(Beginning of Data extracts)

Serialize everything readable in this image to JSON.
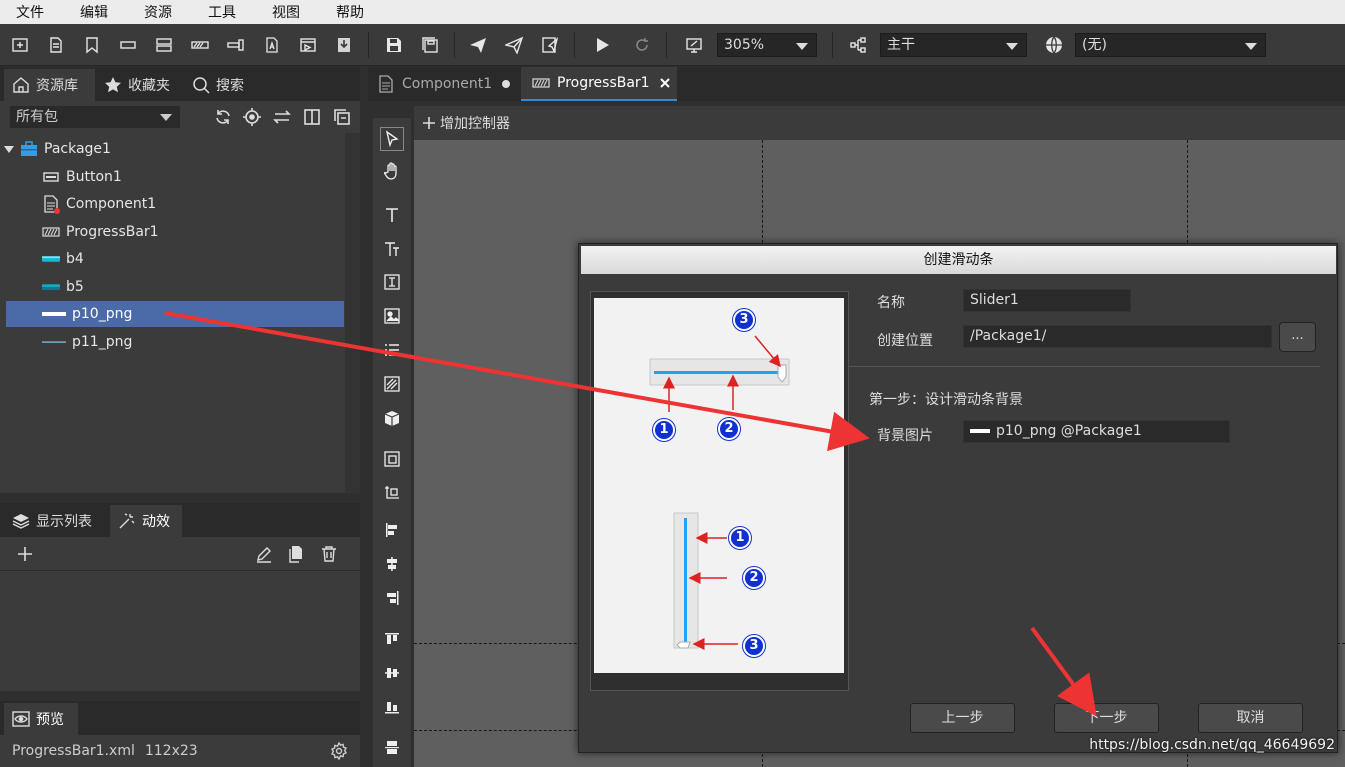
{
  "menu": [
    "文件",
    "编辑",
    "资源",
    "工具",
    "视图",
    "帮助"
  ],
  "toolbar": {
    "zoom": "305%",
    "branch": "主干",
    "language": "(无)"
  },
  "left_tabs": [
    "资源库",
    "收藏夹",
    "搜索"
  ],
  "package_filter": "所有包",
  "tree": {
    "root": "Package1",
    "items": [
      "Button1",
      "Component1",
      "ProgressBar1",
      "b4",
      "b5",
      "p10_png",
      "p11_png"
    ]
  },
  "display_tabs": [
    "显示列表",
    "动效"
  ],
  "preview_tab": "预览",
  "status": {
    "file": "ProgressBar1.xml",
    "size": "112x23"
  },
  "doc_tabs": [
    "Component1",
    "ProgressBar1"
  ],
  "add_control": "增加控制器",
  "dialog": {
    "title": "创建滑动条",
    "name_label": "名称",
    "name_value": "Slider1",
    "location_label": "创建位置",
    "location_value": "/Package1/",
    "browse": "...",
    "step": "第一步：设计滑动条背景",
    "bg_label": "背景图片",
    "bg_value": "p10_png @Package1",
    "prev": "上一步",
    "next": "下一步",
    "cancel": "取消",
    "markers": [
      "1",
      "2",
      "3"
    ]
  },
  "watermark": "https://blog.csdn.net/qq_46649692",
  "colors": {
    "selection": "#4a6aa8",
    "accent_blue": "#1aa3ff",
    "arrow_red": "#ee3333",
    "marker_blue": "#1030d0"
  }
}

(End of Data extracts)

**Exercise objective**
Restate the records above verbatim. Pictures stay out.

**Solution to this exercise**
Serialize everything readable in this image to JSON.
{
  "menu": [
    "文件",
    "编辑",
    "资源",
    "工具",
    "视图",
    "帮助"
  ],
  "toolbar": {
    "zoom": "305%",
    "branch": "主干",
    "language": "(无)"
  },
  "left_tabs": [
    "资源库",
    "收藏夹",
    "搜索"
  ],
  "package_filter": "所有包",
  "tree": {
    "root": "Package1",
    "items": [
      "Button1",
      "Component1",
      "ProgressBar1",
      "b4",
      "b5",
      "p10_png",
      "p11_png"
    ]
  },
  "display_tabs": [
    "显示列表",
    "动效"
  ],
  "preview_tab": "预览",
  "status": {
    "file": "ProgressBar1.xml",
    "size": "112x23"
  },
  "doc_tabs": [
    "Component1",
    "ProgressBar1"
  ],
  "add_control": "增加控制器",
  "dialog": {
    "title": "创建滑动条",
    "name_label": "名称",
    "name_value": "Slider1",
    "location_label": "创建位置",
    "location_value": "/Package1/",
    "browse": "...",
    "step": "第一步：设计滑动条背景",
    "bg_label": "背景图片",
    "bg_value": "p10_png @Package1",
    "prev": "上一步",
    "next": "下一步",
    "cancel": "取消",
    "markers": [
      "1",
      "2",
      "3"
    ]
  },
  "watermark": "https://blog.csdn.net/qq_46649692",
  "colors": {
    "selection": "#4a6aa8",
    "accent_blue": "#1aa3ff",
    "arrow_red": "#ee3333",
    "marker_blue": "#1030d0"
  }
}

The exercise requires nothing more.